Demography is one of the few areas of social science where we can predict the future. We know how many old and retired people Europe will have in 8, 28 or 48 years, as well as how many people of working age we will have to support them. In this regard, the future in Europe, barring any extreme developments, does not look good.

Europe is aging, the proportion of the elderly in our countries is increasing, due both to fewer children as well as increased life spans. How can we ensure that European healthcare in the future will be affordable, will not burden our economies and at the same time keep up with the latest advances in medicine? Moreover, in a Europe of increasing mobility, how do ensure that patients can be assured the highest quality of healthcare everywhere in the Union?

We know that in healthcare we lag at least 10 years behind virtually every other area in the implementation of IT solutions. We know from a wide range of other services that information technology applications can radically revolutionise and improve the way we do things. We know as well, from innovative approaches already used around the EU, that many solutions to the impending crisis in healthcare already exist. In other words, by implementing IT solutions to preventative and ongoing healthcare we can make life better for patients, indeed for all who require our healthcare services.

The following report outlines the Task Force's conclusions regarding the key issues faced by a fundamental re-organisation of healthcare to make use of already existing information technologies.
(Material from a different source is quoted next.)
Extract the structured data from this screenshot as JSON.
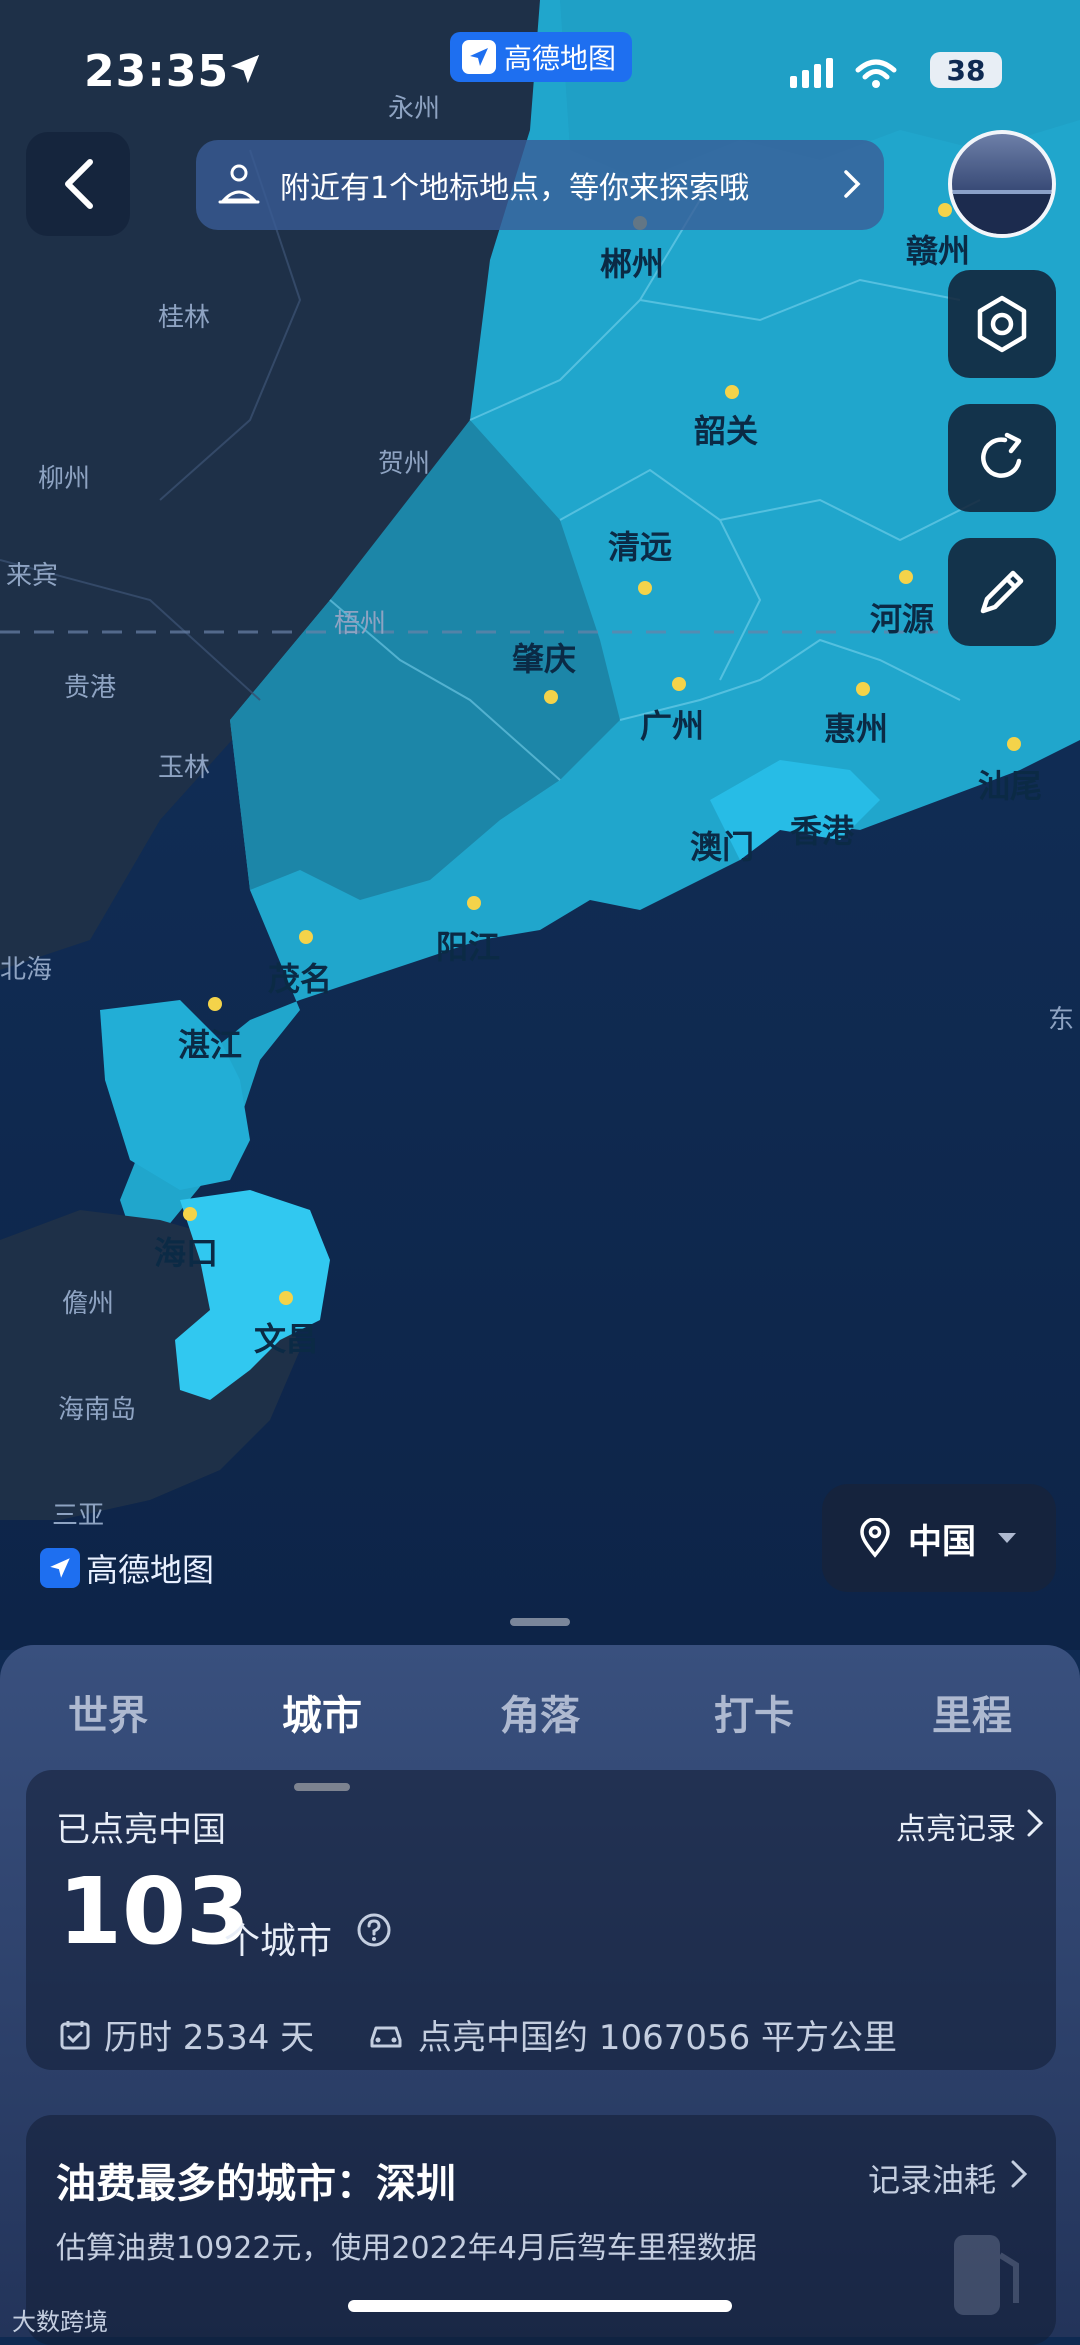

These solutions are often not medical at all, but rather deal with how in the future we will need to treat data, privacy, research as well as the physician/patient relationship.

Since not only EU citizens but also their data move across borders, we require an EU approach, where we harmonise our legislation so everyone can operate using the same rules. If we fail to do this, we can rest assured that other solutions will be found, either mutually incompatible national rules or private sector initiatives, where our fundamental rights may not be guaranteed.
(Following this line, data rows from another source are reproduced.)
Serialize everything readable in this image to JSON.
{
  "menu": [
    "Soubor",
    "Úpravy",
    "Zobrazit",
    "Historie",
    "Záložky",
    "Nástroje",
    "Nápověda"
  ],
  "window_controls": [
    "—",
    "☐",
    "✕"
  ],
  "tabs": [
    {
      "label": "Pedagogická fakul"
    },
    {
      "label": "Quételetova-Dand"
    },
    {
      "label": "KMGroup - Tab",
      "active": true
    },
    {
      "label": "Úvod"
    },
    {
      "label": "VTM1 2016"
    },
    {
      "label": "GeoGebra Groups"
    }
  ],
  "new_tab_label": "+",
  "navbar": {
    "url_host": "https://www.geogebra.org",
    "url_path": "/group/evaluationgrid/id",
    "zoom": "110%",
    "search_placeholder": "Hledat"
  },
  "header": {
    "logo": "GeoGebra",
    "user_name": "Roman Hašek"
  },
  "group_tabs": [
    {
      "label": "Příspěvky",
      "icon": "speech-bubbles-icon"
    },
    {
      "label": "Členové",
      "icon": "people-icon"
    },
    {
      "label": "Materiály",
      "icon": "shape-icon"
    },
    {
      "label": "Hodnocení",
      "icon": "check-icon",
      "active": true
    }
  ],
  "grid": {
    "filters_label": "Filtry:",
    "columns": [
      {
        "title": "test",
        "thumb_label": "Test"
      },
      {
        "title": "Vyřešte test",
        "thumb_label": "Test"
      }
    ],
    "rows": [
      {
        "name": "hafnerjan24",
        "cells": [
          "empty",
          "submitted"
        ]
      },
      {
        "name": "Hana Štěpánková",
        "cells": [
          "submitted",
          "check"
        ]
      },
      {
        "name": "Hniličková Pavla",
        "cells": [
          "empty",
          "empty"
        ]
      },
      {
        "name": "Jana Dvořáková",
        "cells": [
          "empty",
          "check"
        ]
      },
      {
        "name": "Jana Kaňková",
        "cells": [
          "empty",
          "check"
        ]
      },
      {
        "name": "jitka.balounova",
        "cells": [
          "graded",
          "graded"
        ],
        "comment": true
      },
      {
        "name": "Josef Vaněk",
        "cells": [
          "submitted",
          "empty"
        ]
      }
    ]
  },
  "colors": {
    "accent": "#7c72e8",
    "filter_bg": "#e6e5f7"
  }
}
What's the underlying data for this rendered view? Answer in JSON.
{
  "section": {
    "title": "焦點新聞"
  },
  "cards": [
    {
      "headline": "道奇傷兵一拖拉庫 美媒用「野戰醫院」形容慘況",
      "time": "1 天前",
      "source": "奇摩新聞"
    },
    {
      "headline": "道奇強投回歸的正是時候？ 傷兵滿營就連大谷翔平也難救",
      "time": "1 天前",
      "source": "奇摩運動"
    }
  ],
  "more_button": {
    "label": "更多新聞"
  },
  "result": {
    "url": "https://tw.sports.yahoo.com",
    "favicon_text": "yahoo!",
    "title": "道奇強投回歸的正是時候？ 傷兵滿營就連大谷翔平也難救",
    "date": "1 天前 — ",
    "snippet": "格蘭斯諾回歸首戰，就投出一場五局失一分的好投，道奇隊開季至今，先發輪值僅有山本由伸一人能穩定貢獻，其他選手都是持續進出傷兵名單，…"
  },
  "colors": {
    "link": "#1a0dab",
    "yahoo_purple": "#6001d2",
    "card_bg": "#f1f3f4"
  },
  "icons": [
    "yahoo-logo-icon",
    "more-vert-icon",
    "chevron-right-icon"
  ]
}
The task we face is to ensure that in the future all EU citizens have access to a high level of healthcare, anywhere in the Union, and at a reasonable cost to our healthcare systems. To do so, we must make use of solutions offered by information technology already today. This, ultimately, is the fundamental conclusion of the Task Force's report, Redesigning health in Europe for 2020.
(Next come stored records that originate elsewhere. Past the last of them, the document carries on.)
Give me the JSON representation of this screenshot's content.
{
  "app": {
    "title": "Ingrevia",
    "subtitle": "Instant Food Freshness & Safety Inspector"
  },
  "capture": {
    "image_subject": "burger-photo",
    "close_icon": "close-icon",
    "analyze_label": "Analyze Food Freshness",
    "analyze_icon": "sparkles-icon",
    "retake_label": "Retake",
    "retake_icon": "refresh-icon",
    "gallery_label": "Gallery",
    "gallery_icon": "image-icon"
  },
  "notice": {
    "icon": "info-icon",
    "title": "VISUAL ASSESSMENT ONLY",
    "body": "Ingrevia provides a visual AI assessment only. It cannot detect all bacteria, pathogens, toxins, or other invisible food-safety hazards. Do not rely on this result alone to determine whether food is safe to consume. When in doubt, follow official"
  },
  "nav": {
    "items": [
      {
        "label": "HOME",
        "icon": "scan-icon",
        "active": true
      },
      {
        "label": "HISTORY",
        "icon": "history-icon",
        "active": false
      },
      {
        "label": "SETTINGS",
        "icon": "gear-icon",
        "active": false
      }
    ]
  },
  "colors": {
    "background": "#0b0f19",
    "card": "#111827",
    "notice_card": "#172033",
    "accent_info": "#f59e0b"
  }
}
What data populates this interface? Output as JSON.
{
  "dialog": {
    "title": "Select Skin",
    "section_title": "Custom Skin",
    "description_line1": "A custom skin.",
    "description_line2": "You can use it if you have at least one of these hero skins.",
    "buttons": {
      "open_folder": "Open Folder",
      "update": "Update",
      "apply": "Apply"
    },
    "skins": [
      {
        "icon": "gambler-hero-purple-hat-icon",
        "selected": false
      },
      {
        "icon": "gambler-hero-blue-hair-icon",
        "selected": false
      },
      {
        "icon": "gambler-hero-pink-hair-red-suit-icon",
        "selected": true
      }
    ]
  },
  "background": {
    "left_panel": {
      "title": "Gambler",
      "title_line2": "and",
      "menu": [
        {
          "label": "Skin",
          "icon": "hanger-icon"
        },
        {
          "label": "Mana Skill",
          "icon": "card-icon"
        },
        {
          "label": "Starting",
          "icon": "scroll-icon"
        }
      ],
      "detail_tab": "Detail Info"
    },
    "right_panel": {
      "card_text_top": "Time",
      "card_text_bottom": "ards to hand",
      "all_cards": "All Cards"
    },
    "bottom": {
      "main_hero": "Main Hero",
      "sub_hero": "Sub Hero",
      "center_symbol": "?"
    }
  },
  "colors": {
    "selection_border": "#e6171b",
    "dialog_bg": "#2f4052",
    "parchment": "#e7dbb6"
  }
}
Toomas Hendrik Ilves
President, Estonia
Chairman of the EU Task Force on eHealth

Please find the full report and annexes in PDF form under the links.